There are people over on the imaging forums who are perfectly capable of making very deep images of this galaxy to get a better view at least of the morphology.
Here's another very interesting case because there is little doubt that the two objects are adjacent - the star-forming knots are identical in size and shape:
Red shift distance 95 million LY
Red shift distance 390 million LY
And you can add to this analysis. The companion galaxy is NGC 1232A and is morphologically an SBm type dwarf spiral. There are 12 of these galaxies with either Cepheid distances or in the Virgo cluster and Ursa Major cluster and with measured B-band isophotal diameters. The 12 SBm galaxies in question have a typical linear diamter of 6.8 +/- 3.5 kiloparsecs (kpc) with a range of 2.7kpc to 13.1kpc.
NGC 1232A would have a linear diamter of 23.3 kpc at its Hubble distance which then is 4.7 standard deviations above the mean. NGC 1232 has a distance of 17.4 Mpc from the Tully-Fisher relation. At this distance NGC 1232A would have a diameter of 4.4 kpc which falls nicely in the range of diameters for local SBm galaxies.
The same argument can be applied to the absolute magnitude of this galaxy. At the Hubble distance the absolute magnitude of NGC 1232A is -19.72 (B-band magnitude) - which is what is expected for a moderate sized spiral of Sa, Sb, and Sc types and is much too luminous for an SBm type spiral.

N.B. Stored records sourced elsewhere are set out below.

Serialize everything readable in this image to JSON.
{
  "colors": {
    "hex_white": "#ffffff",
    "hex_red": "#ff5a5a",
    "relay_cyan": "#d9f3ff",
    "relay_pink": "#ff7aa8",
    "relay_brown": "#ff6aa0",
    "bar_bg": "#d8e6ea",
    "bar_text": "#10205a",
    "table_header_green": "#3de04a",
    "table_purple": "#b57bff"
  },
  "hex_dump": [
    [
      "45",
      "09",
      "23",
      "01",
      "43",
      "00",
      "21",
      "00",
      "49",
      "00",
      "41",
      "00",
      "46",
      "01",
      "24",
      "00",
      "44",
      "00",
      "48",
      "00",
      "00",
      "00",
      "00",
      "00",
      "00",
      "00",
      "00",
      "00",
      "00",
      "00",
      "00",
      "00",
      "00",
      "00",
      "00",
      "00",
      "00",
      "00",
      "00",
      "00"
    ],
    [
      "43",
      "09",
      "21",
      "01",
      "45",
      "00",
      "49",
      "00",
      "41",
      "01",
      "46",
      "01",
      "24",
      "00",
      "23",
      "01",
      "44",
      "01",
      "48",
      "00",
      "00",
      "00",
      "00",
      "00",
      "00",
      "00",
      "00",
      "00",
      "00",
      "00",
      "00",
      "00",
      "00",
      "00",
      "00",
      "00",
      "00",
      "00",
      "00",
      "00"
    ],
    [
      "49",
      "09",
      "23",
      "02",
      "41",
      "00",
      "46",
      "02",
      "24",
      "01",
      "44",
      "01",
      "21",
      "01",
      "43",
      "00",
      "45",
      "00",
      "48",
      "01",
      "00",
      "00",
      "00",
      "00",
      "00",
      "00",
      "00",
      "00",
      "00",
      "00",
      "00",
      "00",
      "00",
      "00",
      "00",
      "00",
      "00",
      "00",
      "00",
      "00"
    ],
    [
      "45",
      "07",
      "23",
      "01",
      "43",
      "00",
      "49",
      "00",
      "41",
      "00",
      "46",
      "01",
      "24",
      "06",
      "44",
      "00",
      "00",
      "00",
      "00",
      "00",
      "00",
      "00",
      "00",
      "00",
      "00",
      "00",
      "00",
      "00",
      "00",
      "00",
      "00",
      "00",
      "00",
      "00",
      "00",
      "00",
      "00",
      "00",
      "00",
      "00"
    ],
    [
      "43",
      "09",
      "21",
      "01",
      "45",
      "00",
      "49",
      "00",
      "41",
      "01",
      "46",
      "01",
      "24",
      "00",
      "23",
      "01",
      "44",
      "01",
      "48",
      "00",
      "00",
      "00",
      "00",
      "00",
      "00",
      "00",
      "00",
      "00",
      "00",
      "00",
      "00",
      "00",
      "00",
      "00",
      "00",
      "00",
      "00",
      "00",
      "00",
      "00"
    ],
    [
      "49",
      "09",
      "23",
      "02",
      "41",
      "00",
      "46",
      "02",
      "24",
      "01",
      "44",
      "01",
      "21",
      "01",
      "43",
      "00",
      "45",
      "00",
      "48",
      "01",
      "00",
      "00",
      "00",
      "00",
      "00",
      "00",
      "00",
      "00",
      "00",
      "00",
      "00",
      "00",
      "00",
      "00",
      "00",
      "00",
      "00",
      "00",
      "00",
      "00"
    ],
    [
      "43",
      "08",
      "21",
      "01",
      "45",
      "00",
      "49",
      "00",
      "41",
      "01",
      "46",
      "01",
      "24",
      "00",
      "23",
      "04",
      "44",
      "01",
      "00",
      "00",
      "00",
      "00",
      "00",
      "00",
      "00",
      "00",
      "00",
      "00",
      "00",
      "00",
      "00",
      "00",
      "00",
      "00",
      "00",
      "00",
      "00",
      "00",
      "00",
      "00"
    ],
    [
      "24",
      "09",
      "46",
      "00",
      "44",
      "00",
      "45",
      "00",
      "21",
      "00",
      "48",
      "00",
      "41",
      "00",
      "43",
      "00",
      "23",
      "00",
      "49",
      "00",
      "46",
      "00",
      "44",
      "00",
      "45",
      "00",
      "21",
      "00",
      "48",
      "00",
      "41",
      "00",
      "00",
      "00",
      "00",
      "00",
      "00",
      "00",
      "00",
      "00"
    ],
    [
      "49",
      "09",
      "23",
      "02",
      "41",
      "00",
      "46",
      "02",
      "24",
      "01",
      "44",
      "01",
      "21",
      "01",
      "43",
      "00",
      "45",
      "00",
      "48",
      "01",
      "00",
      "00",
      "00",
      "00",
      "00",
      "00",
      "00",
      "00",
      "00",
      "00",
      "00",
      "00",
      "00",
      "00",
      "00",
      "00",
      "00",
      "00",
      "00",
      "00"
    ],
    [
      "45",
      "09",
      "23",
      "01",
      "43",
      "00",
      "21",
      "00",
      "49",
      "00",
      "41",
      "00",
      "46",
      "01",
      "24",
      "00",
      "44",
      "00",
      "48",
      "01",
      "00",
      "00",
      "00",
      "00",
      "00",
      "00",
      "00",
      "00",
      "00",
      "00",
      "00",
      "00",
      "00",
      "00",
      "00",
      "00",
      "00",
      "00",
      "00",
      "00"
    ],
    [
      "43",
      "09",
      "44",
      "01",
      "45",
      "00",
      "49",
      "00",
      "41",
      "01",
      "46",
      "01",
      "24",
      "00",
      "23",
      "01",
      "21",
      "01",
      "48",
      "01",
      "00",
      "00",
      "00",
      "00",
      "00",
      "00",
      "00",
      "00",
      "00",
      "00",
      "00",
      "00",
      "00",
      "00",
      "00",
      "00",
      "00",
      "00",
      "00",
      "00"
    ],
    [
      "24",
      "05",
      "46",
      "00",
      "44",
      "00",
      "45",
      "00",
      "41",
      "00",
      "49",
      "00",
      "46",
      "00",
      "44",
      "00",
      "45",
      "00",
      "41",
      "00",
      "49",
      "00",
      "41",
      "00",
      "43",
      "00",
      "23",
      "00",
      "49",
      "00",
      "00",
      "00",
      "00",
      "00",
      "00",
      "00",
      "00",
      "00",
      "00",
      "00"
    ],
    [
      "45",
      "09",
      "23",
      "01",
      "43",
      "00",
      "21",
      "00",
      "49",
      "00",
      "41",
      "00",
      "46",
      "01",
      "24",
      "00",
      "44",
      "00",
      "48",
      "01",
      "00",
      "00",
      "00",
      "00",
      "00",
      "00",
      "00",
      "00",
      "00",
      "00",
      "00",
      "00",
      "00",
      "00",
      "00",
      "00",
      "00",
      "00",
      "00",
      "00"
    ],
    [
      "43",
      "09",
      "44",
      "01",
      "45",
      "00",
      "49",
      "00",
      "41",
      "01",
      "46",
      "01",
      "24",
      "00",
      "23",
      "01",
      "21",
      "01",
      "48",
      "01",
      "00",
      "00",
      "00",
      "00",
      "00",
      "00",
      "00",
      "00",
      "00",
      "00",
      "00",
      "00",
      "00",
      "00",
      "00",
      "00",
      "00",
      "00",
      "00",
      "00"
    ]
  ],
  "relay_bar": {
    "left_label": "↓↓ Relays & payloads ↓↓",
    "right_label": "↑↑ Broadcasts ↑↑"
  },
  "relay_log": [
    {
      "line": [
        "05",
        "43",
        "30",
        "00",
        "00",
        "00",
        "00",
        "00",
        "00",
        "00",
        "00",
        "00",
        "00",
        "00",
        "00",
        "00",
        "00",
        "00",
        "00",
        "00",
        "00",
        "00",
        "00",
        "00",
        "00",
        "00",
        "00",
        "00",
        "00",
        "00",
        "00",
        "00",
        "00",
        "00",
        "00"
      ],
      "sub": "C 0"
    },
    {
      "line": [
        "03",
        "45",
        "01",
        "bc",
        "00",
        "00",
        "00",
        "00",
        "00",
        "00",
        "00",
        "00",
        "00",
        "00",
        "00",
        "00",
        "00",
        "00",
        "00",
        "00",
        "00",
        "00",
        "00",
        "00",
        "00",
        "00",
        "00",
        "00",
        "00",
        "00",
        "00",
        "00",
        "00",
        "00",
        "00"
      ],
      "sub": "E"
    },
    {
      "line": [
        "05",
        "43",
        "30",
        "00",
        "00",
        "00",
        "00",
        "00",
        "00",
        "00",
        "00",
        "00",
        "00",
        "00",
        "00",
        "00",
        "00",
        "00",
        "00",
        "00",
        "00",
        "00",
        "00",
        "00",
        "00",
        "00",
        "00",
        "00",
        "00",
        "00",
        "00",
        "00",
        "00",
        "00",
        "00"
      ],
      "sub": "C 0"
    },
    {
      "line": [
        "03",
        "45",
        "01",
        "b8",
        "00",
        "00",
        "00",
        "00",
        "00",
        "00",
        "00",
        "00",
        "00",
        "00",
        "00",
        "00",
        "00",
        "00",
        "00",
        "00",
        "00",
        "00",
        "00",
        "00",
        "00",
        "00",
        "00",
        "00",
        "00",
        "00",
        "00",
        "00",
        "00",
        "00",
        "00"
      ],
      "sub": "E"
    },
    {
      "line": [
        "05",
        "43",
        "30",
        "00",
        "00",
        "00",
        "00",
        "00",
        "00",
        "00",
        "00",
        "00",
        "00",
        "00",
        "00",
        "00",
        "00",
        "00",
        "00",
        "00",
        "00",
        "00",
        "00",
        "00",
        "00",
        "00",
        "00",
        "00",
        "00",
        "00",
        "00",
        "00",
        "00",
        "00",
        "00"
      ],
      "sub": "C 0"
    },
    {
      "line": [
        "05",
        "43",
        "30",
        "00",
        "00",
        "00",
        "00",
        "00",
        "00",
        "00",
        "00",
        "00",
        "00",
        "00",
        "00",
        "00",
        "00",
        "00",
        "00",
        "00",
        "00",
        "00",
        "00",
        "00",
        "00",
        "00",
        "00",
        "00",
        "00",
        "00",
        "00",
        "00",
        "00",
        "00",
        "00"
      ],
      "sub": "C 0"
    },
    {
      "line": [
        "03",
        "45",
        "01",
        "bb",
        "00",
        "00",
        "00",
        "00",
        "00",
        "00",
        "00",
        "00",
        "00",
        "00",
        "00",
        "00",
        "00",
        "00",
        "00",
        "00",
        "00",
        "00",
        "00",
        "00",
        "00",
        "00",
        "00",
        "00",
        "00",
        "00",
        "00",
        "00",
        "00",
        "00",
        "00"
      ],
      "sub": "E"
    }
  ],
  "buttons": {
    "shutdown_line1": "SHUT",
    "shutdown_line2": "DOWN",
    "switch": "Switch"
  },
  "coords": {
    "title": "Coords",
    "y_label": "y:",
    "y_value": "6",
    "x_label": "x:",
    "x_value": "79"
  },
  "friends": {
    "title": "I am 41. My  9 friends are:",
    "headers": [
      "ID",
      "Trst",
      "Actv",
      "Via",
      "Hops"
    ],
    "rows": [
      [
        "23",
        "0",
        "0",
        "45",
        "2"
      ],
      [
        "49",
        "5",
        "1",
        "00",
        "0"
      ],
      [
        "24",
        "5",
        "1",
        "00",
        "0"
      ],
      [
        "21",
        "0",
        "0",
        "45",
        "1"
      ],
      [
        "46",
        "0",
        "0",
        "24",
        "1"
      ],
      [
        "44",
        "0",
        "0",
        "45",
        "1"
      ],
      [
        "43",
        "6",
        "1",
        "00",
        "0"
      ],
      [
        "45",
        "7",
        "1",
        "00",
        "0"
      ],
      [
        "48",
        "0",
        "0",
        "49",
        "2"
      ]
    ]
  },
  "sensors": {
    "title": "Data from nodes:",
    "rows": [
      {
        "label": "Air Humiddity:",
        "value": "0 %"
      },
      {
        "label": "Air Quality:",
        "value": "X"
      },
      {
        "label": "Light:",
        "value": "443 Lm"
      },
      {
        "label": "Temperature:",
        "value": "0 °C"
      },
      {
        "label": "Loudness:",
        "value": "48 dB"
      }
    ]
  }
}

A the NGC 1232 Tully-Fisher distance NGC 1232A would have an absolute magnitude of -16.10 which is in the normal range for dwarf galaxies such as SBm spirals.